# EXERCISE REQUIREMENTS
Once every line in the data that follows has been checked for the word "title", give only the number of lines that hold it.

# DATASET CONTENT
^^^^^^^^^^^^^^^^
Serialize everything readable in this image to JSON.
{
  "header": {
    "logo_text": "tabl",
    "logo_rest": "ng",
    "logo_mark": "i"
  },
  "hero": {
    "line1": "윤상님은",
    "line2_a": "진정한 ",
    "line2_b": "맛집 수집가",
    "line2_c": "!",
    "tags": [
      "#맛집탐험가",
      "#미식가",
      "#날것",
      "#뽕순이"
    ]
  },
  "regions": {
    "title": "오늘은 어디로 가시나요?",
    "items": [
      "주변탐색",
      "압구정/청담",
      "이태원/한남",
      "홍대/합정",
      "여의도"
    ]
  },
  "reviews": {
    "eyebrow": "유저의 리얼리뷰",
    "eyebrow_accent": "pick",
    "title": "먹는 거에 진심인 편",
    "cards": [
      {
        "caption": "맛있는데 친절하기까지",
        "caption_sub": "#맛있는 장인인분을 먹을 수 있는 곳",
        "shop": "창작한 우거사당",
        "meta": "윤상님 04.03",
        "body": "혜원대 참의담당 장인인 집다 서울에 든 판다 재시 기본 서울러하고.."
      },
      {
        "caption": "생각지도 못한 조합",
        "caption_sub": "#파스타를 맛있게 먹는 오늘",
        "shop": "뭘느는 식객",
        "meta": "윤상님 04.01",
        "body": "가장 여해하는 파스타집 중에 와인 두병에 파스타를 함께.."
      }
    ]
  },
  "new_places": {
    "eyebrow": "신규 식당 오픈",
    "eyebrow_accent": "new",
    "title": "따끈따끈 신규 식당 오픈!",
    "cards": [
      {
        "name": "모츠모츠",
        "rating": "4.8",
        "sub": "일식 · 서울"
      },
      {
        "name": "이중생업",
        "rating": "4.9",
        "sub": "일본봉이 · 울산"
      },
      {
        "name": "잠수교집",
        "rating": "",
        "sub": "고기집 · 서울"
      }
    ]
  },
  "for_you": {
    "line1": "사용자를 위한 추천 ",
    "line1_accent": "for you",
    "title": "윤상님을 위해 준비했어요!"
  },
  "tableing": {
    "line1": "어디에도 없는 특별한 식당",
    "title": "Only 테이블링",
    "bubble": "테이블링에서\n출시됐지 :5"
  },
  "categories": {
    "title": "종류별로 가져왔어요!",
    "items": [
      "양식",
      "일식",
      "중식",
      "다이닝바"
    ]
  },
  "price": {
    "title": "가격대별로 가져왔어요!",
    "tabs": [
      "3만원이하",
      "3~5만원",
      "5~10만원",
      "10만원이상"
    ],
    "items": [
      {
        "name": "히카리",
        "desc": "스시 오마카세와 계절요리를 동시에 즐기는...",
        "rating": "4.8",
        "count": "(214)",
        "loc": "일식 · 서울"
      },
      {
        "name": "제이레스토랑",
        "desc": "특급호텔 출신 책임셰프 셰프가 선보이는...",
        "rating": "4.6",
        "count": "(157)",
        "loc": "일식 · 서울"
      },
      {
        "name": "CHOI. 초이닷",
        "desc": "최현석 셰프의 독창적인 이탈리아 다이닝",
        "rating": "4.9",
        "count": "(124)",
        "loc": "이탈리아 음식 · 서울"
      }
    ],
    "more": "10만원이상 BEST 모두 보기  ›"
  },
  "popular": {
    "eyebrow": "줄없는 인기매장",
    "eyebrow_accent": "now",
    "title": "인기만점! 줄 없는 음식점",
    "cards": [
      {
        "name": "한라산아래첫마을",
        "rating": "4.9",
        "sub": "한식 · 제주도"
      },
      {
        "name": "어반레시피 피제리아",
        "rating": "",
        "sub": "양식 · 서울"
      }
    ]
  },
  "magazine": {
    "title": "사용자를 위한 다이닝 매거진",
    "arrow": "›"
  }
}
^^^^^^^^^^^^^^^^
# EXERCISE SOLUTION
9